> _WHAT YOU WILL DO_
Give the records again exactly, with every character kept.

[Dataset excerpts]
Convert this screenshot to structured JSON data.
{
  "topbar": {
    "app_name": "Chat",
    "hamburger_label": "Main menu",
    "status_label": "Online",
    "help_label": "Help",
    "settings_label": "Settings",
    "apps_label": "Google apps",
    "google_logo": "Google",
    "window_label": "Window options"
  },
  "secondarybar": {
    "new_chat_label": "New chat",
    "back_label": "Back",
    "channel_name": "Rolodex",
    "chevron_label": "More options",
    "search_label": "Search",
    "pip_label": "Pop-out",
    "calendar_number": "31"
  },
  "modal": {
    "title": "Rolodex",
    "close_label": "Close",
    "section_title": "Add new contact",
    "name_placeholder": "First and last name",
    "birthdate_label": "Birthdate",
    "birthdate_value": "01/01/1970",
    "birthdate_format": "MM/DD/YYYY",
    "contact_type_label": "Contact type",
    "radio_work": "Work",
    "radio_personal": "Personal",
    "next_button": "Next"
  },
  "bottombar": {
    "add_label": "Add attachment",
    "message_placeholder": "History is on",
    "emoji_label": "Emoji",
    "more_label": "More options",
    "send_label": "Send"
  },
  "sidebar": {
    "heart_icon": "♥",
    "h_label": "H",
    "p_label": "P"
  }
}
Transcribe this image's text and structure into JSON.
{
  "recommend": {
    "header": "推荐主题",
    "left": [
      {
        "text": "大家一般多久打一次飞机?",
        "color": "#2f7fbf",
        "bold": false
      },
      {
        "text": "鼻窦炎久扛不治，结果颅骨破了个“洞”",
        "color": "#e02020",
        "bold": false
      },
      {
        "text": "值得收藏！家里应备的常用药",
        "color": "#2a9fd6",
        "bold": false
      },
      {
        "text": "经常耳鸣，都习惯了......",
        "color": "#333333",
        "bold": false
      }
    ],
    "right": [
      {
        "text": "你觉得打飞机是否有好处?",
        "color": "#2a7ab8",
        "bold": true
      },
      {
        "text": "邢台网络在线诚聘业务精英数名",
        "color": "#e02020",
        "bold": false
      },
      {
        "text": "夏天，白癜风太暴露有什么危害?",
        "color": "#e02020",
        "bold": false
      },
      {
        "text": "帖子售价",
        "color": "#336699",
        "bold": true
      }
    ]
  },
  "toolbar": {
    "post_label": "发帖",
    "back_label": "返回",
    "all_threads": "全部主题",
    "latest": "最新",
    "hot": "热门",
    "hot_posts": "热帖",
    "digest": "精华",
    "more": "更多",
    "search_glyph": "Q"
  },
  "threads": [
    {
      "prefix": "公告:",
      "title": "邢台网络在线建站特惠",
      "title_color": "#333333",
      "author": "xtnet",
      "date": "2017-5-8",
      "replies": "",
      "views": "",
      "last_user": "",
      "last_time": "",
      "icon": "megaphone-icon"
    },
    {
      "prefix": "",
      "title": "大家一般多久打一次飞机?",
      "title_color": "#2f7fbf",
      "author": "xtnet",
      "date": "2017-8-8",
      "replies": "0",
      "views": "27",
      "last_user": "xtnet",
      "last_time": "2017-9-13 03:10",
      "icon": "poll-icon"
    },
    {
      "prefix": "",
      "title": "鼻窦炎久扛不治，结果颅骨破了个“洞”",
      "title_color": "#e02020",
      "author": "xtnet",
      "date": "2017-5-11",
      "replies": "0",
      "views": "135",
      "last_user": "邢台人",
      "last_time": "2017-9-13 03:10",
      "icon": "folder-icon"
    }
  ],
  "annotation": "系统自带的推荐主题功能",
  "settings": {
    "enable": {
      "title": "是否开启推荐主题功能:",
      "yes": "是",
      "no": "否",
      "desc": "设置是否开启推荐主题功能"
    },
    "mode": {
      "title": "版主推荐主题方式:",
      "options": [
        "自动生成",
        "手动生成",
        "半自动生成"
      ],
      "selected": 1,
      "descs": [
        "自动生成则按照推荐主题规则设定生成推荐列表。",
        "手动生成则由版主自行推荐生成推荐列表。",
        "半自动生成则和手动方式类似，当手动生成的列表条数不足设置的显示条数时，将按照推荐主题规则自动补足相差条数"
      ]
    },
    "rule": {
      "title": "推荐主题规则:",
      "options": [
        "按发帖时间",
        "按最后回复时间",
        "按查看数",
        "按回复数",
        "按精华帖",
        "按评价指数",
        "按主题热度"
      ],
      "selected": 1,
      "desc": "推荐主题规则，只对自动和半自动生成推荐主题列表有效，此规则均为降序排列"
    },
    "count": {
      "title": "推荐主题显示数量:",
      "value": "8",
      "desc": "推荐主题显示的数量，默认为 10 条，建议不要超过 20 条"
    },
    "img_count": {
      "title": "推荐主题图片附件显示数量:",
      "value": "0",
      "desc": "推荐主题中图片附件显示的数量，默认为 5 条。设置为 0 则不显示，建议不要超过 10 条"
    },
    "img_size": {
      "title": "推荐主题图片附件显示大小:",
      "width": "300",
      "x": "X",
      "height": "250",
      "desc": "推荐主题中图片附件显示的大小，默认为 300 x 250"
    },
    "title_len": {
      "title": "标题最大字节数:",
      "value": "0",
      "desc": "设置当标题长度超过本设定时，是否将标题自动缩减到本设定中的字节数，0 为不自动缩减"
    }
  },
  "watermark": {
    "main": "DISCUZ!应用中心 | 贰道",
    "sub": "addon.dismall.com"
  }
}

> _TASK SOLUTION_
Convert this screenshot to structured JSON data.
{
  "topbar": {
    "app_name": "Chat",
    "hamburger_label": "Main menu",
    "status_label": "Online",
    "help_label": "Help",
    "settings_label": "Settings",
    "apps_label": "Google apps",
    "google_logo": "Google",
    "window_label": "Window options"
  },
  "secondarybar": {
    "new_chat_label": "New chat",
    "back_label": "Back",
    "channel_name": "Rolodex",
    "chevron_label": "More options",
    "search_label": "Search",
    "pip_label": "Pop-out",
    "calendar_number": "31"
  },
  "modal": {
    "title": "Rolodex",
    "close_label": "Close",
    "section_title": "Add new contact",
    "name_placeholder": "First and last name",
    "birthdate_label": "Birthdate",
    "birthdate_value": "01/01/1970",
    "birthdate_format": "MM/DD/YYYY",
    "contact_type_label": "Contact type",
    "radio_work": "Work",
    "radio_personal": "Personal",
    "next_button": "Next"
  },
  "bottombar": {
    "add_label": "Add attachment",
    "message_placeholder": "History is on",
    "emoji_label": "Emoji",
    "more_label": "More options",
    "send_label": "Send"
  },
  "sidebar": {
    "heart_icon": "♥",
    "h_label": "H",
    "p_label": "P"
  }
}
Transcribe this image's text and structure into JSON.
{
  "recommend": {
    "header": "推荐主题",
    "left": [
      {
        "text": "大家一般多久打一次飞机?",
        "color": "#2f7fbf",
        "bold": false
      },
      {
        "text": "鼻窦炎久扛不治，结果颅骨破了个“洞”",
        "color": "#e02020",
        "bold": false
      },
      {
        "text": "值得收藏！家里应备的常用药",
        "color": "#2a9fd6",
        "bold": false
      },
      {
        "text": "经常耳鸣，都习惯了......",
        "color": "#333333",
        "bold": false
      }
    ],
    "right": [
      {
        "text": "你觉得打飞机是否有好处?",
        "color": "#2a7ab8",
        "bold": true
      },
      {
        "text": "邢台网络在线诚聘业务精英数名",
        "color": "#e02020",
        "bold": false
      },
      {
        "text": "夏天，白癜风太暴露有什么危害?",
        "color": "#e02020",
        "bold": false
      },
      {
        "text": "帖子售价",
        "color": "#336699",
        "bold": true
      }
    ]
  },
  "toolbar": {
    "post_label": "发帖",
    "back_label": "返回",
    "all_threads": "全部主题",
    "latest": "最新",
    "hot": "热门",
    "hot_posts": "热帖",
    "digest": "精华",
    "more": "更多",
    "search_glyph": "Q"
  },
  "threads": [
    {
      "prefix": "公告:",
      "title": "邢台网络在线建站特惠",
      "title_color": "#333333",
      "author": "xtnet",
      "date": "2017-5-8",
      "replies": "",
      "views": "",
      "last_user": "",
      "last_time": "",
      "icon": "megaphone-icon"
    },
    {
      "prefix": "",
      "title": "大家一般多久打一次飞机?",
      "title_color": "#2f7fbf",
      "author": "xtnet",
      "date": "2017-8-8",
      "replies": "0",
      "views": "27",
      "last_user": "xtnet",
      "last_time": "2017-9-13 03:10",
      "icon": "poll-icon"
    },
    {
      "prefix": "",
      "title": "鼻窦炎久扛不治，结果颅骨破了个“洞”",
      "title_color": "#e02020",
      "author": "xtnet",
      "date": "2017-5-11",
      "replies": "0",
      "views": "135",
      "last_user": "邢台人",
      "last_time": "2017-9-13 03:10",
      "icon": "folder-icon"
    }
  ],
  "annotation": "系统自带的推荐主题功能",
  "settings": {
    "enable": {
      "title": "是否开启推荐主题功能:",
      "yes": "是",
      "no": "否",
      "desc": "设置是否开启推荐主题功能"
    },
    "mode": {
      "title": "版主推荐主题方式:",
      "options": [
        "自动生成",
        "手动生成",
        "半自动生成"
      ],
      "selected": 1,
      "descs": [
        "自动生成则按照推荐主题规则设定生成推荐列表。",
        "手动生成则由版主自行推荐生成推荐列表。",
        "半自动生成则和手动方式类似，当手动生成的列表条数不足设置的显示条数时，将按照推荐主题规则自动补足相差条数"
      ]
    },
    "rule": {
      "title": "推荐主题规则:",
      "options": [
        "按发帖时间",
        "按最后回复时间",
        "按查看数",
        "按回复数",
        "按精华帖",
        "按评价指数",
        "按主题热度"
      ],
      "selected": 1,
      "desc": "推荐主题规则，只对自动和半自动生成推荐主题列表有效，此规则均为降序排列"
    },
    "count": {
      "title": "推荐主题显示数量:",
      "value": "8",
      "desc": "推荐主题显示的数量，默认为 10 条，建议不要超过 20 条"
    },
    "img_count": {
      "title": "推荐主题图片附件显示数量:",
      "value": "0",
      "desc": "推荐主题中图片附件显示的数量，默认为 5 条。设置为 0 则不显示，建议不要超过 10 条"
    },
    "img_size": {
      "title": "推荐主题图片附件显示大小:",
      "width": "300",
      "x": "X",
      "height": "250",
      "desc": "推荐主题中图片附件显示的大小，默认为 300 x 250"
    },
    "title_len": {
      "title": "标题最大字节数:",
      "value": "0",
      "desc": "设置当标题长度超过本设定时，是否将标题自动缩减到本设定中的字节数，0 为不自动缩减"
    }
  },
  "watermark": {
    "main": "DISCUZ!应用中心 | 贰道",
    "sub": "addon.dismall.com"
  }
}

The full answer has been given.